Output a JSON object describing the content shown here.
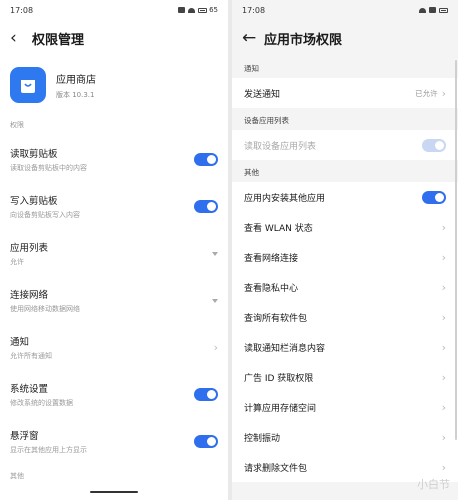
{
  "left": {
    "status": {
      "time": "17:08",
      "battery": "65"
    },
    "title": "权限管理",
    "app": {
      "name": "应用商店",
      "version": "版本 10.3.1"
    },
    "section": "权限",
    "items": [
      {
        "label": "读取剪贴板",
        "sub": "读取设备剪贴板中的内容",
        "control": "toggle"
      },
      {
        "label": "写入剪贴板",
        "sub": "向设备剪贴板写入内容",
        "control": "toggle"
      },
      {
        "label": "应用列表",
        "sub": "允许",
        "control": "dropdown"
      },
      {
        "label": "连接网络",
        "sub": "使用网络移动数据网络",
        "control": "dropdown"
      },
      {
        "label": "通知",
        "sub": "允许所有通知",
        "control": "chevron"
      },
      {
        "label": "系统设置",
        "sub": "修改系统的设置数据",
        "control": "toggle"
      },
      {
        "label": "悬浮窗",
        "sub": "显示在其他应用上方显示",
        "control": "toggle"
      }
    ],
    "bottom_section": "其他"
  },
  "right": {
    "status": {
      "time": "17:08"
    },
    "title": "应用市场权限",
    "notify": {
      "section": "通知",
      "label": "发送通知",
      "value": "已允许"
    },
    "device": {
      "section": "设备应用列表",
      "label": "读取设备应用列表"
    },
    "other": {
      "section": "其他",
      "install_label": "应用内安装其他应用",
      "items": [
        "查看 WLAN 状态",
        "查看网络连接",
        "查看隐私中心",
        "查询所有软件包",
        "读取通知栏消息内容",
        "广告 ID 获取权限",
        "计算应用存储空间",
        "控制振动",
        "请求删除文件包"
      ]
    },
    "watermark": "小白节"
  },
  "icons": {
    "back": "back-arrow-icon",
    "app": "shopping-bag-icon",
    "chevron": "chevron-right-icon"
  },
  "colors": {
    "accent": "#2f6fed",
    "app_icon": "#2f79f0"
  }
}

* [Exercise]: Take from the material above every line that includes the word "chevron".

* [Written solution]:
        "control": "chevron"
    "chevron": "chevron-right-icon"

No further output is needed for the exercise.